Start of GIVEN ENTRIES

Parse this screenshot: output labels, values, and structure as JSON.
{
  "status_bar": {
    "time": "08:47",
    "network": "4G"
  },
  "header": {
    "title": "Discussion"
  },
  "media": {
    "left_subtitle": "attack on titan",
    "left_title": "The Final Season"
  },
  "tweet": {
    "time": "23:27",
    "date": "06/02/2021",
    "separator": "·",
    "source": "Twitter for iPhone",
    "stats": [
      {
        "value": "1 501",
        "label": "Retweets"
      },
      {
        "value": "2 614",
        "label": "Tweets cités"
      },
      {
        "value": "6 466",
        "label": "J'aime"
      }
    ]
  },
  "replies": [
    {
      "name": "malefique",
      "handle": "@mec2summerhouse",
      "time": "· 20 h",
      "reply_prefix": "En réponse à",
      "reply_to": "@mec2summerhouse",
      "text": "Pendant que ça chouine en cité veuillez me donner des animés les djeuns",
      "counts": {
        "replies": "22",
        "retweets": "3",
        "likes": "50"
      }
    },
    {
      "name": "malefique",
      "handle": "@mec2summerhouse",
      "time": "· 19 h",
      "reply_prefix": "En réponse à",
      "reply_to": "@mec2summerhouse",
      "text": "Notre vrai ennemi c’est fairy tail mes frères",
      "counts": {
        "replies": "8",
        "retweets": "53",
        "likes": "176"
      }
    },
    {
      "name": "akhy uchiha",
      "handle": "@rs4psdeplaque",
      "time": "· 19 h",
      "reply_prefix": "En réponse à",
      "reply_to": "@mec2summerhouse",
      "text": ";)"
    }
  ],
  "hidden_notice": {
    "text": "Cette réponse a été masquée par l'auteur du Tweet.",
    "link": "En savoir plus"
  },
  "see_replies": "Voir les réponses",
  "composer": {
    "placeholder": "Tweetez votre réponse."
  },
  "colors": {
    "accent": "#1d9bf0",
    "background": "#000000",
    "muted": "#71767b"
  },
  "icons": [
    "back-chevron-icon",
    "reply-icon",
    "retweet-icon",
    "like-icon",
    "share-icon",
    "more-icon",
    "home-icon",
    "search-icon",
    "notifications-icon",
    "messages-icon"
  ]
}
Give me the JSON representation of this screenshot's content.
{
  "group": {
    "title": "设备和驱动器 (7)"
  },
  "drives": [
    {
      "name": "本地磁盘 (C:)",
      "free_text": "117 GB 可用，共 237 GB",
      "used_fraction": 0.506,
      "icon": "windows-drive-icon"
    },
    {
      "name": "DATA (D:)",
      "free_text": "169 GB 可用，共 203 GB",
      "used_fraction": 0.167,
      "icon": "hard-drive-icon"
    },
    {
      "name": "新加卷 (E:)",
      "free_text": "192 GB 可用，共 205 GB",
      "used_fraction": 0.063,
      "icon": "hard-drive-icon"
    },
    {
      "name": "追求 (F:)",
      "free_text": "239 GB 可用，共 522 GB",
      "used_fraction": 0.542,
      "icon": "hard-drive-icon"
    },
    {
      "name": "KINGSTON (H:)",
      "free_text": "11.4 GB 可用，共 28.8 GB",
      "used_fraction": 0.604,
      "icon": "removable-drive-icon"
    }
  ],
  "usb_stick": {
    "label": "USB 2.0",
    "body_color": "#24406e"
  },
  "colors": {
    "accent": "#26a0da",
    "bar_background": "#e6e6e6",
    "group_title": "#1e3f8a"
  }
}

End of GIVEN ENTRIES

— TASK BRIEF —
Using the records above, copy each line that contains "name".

— SOLUTION FOR THIS EXERCISE —
      "name": "malefique",
      "name": "malefique",
      "name": "akhy uchiha",
      "name": "本地磁盘 (C:)",
      "name": "DATA (D:)",
      "name": "新加卷 (E:)",
      "name": "追求 (F:)",
      "name": "KINGSTON (H:)",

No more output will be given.